The speakeasies of the 1920s were the only places people were able to get a hold of alcoholic beverages. The name speakeasy came from the manner the customers would order an alcoholic drink without raising suspicion—bartenders would tell patrons to be quiet and “speak easy. Many of them were owned by or connected to organized crime. Although the police would raid speakeasies frequently, people continued to take part in the highly lucrative business deals. Often the owners of such bars would pay of corrupt police and mayors to either leave the bars alone or to worn them before a raid.
Speakeasies were also known as "blind pigs" or "blind tigers." This was because the operator of one of these establishment would charge customers to see an attraction (such as an animal) and then serve a “complimentary” alcoholic beverage, thus circumventing the law. The difference between a speakeasy and a blind pig was that a speakeasy was usually a higher-class establishment that offered food, music, or entertainment, or even all three. In large cities, some speakeasies even required a coat and tie for men, and evening dress for women. But a blind pig was usually a low-class dive where only beer and liquor were offered.
Connie's Inn, a major speakeasy of the 1920's and 1930's.
Men drinking in a "Blind Pig," or speakeasy.
A flapper hides a flask in her garters.

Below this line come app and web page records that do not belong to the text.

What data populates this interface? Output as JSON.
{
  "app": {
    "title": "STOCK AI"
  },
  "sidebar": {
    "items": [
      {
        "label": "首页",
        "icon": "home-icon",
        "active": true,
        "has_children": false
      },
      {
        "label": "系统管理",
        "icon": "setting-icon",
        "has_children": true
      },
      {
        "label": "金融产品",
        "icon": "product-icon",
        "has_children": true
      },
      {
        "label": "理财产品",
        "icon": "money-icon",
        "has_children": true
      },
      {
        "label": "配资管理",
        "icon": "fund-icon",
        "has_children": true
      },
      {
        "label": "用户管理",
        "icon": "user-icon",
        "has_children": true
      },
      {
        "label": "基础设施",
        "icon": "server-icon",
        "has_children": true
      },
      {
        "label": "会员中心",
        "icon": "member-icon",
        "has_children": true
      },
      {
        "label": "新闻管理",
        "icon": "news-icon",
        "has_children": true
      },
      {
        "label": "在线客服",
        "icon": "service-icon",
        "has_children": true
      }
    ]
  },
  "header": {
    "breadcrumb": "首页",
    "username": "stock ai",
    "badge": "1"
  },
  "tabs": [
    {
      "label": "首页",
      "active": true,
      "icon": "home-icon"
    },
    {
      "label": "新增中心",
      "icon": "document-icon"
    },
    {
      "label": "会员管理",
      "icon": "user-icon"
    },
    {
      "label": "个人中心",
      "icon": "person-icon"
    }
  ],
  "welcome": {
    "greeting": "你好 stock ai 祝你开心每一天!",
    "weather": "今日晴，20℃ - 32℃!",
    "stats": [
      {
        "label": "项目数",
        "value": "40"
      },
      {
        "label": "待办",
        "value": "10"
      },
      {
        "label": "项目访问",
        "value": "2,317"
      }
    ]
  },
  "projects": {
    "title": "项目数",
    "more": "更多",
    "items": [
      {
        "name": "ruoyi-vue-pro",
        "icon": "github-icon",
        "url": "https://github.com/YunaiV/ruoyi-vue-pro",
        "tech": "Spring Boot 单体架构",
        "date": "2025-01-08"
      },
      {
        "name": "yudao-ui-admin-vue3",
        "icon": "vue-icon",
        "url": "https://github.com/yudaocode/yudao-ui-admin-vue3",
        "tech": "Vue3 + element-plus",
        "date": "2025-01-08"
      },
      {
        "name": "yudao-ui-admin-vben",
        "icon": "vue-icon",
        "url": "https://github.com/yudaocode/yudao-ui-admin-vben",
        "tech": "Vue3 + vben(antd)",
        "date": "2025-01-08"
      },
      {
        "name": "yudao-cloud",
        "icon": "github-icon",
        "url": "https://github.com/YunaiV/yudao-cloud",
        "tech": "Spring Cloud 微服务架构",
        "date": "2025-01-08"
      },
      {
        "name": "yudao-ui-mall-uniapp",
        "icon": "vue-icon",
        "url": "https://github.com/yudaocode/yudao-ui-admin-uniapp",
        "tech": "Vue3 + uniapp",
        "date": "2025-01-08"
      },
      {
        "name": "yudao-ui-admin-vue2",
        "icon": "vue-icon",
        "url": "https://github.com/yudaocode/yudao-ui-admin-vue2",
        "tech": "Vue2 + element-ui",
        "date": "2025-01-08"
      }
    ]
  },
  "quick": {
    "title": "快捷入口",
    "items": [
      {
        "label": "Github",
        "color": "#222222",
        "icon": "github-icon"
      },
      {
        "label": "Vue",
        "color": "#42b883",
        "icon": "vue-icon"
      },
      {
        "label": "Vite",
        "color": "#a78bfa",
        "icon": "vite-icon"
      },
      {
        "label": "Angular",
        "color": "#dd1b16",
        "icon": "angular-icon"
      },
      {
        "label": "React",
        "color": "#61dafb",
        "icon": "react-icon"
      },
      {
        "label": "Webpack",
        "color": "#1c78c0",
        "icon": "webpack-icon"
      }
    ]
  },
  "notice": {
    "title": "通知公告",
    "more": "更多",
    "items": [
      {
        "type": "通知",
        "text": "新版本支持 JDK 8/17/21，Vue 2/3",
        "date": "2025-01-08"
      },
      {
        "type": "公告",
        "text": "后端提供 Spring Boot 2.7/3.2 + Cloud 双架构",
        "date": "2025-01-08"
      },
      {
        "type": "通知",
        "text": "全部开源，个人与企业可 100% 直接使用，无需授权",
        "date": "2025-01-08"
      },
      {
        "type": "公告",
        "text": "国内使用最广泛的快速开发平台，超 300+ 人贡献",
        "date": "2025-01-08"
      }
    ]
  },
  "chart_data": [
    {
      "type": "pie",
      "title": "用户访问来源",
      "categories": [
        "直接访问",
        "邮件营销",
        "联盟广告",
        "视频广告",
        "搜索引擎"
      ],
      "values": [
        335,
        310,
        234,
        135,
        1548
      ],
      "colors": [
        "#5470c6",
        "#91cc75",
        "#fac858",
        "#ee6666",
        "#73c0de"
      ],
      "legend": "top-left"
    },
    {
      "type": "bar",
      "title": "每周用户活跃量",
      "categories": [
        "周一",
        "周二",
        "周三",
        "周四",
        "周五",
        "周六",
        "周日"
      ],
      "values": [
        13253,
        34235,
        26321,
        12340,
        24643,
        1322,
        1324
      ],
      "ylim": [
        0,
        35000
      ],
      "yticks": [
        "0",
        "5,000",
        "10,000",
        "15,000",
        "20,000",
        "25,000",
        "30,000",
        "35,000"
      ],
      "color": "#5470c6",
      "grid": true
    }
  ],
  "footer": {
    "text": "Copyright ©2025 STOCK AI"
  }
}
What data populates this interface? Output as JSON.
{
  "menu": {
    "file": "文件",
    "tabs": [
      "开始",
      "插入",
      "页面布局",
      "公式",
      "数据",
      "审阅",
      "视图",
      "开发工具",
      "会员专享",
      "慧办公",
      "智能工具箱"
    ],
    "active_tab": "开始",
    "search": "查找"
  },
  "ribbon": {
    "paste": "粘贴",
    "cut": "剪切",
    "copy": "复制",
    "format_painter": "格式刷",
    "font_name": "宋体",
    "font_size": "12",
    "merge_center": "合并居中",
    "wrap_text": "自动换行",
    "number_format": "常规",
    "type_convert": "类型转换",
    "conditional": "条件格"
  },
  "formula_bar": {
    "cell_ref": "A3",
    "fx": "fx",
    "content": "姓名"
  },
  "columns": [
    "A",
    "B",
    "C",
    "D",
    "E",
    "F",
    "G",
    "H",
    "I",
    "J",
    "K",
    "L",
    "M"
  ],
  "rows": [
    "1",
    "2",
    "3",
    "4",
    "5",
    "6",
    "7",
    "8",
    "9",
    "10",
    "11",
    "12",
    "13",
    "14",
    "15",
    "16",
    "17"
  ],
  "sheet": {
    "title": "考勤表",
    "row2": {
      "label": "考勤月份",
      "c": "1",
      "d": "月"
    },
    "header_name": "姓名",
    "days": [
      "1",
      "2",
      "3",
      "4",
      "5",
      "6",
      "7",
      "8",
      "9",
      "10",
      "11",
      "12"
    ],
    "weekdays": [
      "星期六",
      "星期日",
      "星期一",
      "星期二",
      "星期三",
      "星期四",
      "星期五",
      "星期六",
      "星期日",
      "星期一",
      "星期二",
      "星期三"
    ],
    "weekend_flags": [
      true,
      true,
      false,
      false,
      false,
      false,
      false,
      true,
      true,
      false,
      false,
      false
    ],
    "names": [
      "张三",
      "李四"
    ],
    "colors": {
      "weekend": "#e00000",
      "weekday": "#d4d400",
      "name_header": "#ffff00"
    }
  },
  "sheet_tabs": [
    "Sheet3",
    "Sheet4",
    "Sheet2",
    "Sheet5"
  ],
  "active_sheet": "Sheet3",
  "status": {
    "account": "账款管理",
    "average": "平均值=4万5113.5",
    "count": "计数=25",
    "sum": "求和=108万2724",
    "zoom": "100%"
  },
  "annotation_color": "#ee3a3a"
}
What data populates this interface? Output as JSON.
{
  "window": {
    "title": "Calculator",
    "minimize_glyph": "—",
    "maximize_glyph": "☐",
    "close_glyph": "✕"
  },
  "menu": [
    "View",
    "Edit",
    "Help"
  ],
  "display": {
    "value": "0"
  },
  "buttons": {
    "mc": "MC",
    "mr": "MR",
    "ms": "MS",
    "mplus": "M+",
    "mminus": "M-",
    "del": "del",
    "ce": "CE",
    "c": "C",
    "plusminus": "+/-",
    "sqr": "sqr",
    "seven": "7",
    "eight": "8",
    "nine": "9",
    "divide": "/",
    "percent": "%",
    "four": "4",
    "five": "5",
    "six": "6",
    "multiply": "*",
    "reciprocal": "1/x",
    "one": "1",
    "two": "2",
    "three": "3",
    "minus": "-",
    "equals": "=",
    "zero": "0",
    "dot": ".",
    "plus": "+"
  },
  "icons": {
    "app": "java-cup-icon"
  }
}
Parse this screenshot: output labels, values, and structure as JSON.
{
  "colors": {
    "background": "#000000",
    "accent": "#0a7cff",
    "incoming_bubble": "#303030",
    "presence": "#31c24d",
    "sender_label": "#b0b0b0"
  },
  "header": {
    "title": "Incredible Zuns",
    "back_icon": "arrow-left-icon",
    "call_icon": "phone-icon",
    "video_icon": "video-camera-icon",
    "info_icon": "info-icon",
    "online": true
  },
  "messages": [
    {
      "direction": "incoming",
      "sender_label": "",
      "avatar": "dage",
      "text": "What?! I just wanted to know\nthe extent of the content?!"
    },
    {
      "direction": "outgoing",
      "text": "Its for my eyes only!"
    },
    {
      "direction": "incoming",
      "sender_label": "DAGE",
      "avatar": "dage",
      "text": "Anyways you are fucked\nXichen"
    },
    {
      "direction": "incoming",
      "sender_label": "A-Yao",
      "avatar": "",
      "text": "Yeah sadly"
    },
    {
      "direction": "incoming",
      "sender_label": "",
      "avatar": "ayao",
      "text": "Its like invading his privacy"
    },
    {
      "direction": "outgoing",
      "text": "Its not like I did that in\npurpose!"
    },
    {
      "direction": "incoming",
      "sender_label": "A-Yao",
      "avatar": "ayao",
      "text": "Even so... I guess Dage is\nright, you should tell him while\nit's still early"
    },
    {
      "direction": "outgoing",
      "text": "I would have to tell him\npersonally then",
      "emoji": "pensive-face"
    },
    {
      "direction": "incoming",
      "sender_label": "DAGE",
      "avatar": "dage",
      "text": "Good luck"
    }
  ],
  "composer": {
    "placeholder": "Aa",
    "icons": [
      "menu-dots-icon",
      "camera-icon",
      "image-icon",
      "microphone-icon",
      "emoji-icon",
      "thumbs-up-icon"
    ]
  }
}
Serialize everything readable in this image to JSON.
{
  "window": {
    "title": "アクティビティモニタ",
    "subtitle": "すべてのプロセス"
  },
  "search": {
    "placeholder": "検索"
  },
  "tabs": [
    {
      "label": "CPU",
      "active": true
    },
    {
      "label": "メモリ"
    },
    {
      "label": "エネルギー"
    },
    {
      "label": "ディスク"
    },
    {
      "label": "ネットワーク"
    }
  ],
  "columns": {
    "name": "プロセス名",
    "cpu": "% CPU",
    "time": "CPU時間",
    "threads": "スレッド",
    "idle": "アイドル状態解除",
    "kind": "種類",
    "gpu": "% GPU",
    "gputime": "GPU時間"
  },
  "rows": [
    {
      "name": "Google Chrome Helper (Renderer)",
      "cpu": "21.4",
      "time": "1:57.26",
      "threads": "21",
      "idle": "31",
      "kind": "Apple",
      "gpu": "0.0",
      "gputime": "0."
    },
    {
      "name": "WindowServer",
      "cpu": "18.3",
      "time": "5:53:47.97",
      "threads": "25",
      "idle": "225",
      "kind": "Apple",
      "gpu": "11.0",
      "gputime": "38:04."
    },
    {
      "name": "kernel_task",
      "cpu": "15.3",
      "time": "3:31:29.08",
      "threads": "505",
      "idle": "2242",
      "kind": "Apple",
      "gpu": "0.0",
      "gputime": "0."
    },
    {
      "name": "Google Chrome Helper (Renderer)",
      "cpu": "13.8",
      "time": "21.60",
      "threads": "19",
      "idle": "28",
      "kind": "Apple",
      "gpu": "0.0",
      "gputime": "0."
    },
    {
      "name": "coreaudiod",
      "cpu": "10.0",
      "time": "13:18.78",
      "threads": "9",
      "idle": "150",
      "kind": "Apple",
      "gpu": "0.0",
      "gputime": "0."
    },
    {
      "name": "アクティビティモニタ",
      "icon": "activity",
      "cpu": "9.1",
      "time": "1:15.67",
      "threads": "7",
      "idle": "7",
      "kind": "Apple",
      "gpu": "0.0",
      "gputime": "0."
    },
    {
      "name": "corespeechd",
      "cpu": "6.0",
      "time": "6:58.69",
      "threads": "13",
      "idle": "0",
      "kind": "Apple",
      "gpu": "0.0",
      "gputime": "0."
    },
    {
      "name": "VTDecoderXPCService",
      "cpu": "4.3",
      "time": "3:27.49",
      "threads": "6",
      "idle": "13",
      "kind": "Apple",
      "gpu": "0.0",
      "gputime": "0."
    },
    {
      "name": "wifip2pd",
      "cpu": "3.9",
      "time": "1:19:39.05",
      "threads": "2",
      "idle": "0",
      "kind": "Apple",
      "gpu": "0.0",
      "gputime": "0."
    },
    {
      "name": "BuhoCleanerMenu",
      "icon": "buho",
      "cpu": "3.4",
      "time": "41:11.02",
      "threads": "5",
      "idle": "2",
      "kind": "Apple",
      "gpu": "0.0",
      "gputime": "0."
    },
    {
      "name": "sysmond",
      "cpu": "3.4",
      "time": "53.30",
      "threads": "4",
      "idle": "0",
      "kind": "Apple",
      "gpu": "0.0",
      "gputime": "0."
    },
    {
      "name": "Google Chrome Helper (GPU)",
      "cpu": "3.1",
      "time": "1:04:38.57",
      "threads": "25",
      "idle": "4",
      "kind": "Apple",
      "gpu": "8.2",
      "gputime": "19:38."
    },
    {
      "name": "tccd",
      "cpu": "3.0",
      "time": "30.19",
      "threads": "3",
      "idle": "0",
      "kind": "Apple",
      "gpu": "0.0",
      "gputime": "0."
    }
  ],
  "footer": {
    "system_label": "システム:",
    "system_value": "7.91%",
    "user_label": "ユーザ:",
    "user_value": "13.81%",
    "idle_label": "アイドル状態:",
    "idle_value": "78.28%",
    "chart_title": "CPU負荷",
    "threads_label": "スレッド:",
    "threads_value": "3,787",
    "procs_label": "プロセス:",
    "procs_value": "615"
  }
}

Those who frequented speakeasies usually brought their own liquor with them, transporting it in their coat pockets, purses, or, as this woman demonstrates, in their stockings!
Police raid a speakeasy.
Law enforcement agents confiscate and destroy alcohol.
Men drink in a speakeasy.
Read here about a speakeasy in New York.